(Photo: Center for Immigration Studies) (Photo: Center for Immigration Studies)  

Preventing The Next Crisis At The Border

Photo of Stuart Anderson
Stuart Anderson
Executive Director, National Foundation for American Policy
  • See All Articles
  • Subscribe to RSS
  • Bio

      Stuart Anderson

      Stuart Anderson served as executive associate commissioner for policy and counselor to the Commissioner of the Immigration and Naturalization Service from August 2001 to January 2003 and is executive director of the National Foundation for American Policy, a nonpartisan research group based in Arlington, Va.

Thousands of minors from Central America crossing the Southwest border and turning themselves in to Border Patrol agents have led many people to blame human smuggling cartels and misinformation about U.S. policies on unaccompanied minors.

However, those are only symptoms of the problem. By adopting the right policies years ago the United States could have prevented the current situation at the border.

The primary problem is America still does not possess a means for individuals to fill lower-skilled jobs with legal visas in year-round industries like construction, landscaping, hotels and restaurants. The arrival of child migrants at the border is one manifestation of the lack of economic-based visas.

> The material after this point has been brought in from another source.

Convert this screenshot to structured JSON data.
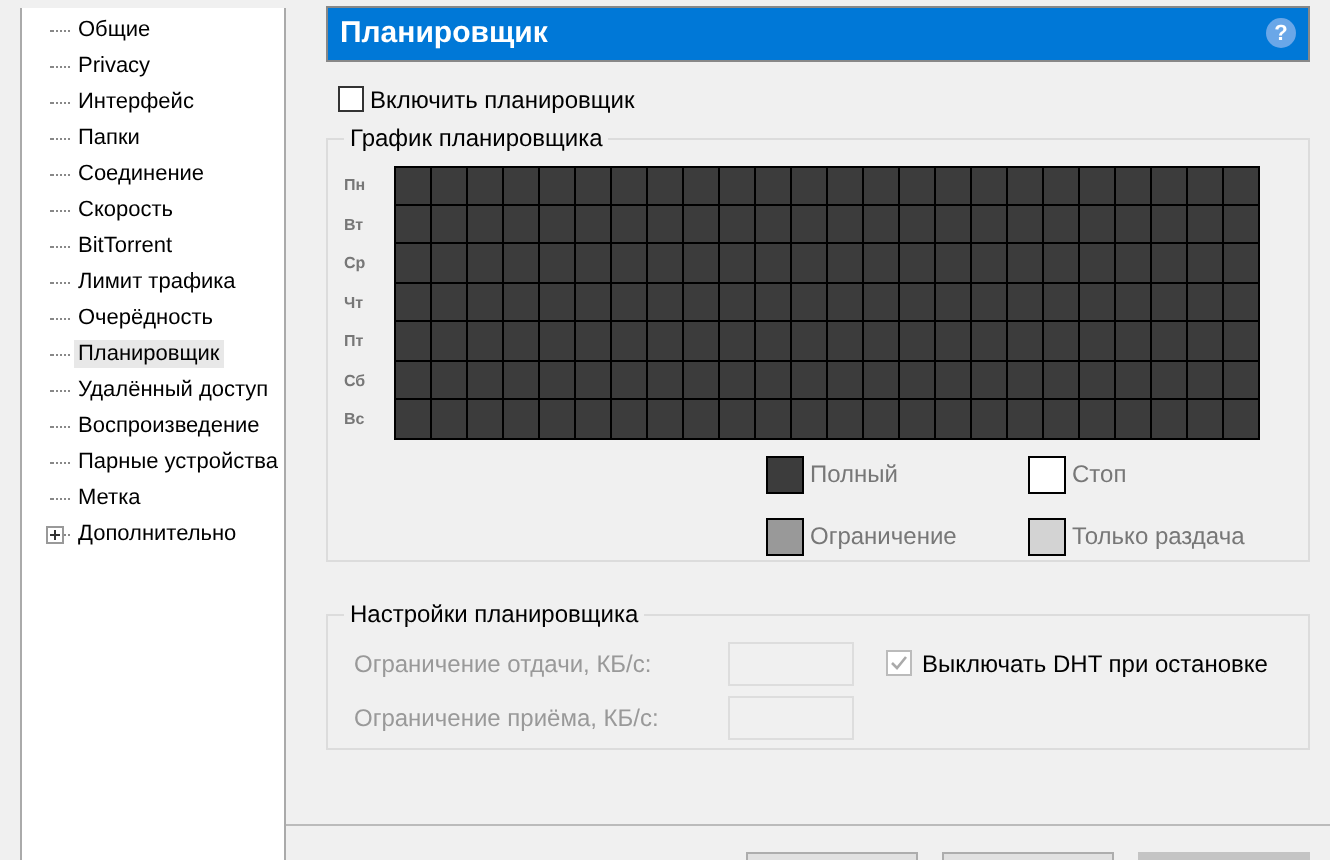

Parents who first came to the country to work have found that increased border security and dangerous terrain means after making it to the United States it is not advisable to travel back and forth, as people did many years ago. Having established economic footholds superior to those in their home countries many have sent for their children to join them, with gangs and other violence, including the abuse of girls, an additional important push factor driving young people from Central America.

If parents could work in the United States legally and travel back and forth to Central America the current situation likely would never have happened. That is because if parents could travel freely they would have gone home to help their children or been able to petition for them legally if the legal visa category permitted dependents or the number of employment-based green cards for lower-skilled workers was set at a more realistic level than the current 5,000 per year.

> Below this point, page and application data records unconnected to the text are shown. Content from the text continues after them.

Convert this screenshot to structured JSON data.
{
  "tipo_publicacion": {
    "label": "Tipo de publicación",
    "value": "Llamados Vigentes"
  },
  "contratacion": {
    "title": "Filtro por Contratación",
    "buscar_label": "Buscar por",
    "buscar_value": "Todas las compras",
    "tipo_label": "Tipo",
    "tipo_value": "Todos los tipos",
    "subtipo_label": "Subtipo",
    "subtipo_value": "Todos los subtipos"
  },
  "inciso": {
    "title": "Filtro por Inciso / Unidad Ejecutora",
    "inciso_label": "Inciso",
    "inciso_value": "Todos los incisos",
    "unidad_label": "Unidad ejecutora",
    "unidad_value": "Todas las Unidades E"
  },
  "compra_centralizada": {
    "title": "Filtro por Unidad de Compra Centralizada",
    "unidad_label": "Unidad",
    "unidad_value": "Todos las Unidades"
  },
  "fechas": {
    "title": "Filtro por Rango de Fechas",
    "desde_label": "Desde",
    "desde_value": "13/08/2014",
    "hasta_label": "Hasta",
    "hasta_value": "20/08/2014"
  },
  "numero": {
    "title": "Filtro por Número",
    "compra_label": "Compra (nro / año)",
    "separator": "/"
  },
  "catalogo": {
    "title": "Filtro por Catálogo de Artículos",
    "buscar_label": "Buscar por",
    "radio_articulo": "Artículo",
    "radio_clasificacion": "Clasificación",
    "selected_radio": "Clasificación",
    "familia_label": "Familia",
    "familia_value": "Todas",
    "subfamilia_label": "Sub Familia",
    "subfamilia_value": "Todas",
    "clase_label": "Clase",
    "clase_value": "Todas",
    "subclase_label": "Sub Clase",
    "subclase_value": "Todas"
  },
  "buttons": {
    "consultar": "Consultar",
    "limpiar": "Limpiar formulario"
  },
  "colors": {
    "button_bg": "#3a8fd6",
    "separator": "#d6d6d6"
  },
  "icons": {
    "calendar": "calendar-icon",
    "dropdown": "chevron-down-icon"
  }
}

Homeland Security Secretary Jeh Johnson has blamed the cartels for spreading misinformation to drum up business. However, the only reason the cartels are in a position to profit from human smuggling is legal avenues are shut off to those who want to work legally in the United States at lower-skilled jobs, and also closed to their family members. Nobody makes money smuggling scientists with Ph.D.s into America because at least there are plausible, if imperfect, categories for highly educated workers.

Three policy actions would help address the current situation at the Southwest border and place the United States in a better position to prevent illegal immigration in the future. First, the administration must obey the law. Following the law will likely result in unaccompanied minors with meritorious cases being allowed to stay legally. That includes those who qualify for special juvenile immigrant status, which includes children abused, abandoned or neglected.

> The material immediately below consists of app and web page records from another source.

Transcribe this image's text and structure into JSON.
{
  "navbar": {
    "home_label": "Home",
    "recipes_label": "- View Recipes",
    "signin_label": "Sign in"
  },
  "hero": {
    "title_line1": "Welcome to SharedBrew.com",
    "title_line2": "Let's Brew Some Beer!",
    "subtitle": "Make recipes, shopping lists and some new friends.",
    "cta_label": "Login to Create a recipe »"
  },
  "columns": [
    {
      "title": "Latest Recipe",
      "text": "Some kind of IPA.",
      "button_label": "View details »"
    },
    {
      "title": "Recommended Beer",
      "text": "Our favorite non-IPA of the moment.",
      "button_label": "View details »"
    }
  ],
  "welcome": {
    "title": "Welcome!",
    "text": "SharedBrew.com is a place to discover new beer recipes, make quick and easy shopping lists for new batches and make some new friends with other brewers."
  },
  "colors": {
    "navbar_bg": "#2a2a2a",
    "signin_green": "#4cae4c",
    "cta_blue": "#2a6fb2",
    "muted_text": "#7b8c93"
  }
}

Minors may also qualify for asylum, for example, if they are being targeted by gangs or drug cartels, or other forces that their country’s government cannot or will not control, or for other reasons that qualify for refugee protection. (Victims of human trafficking are eligible for a separate form of protection.) Those without valid grounds to stay would be returned to their home countries. Adequate funding for immigration proceedings would allow for expeditious decisions on cases.

Second, Congress needs to pass legislation to authorize legal visas for work in the United States at jobs that are year-round and do not require a high school degree, particularly in sectors where many unauthorized immigrants now work. The ability to travel back and forth freely to Central America could prevent the future illegal entry of unaccompanied minors or families, while some form of legalization as part of a political compromise on work visas or enforcement could also allow family members to be reunited through legal means.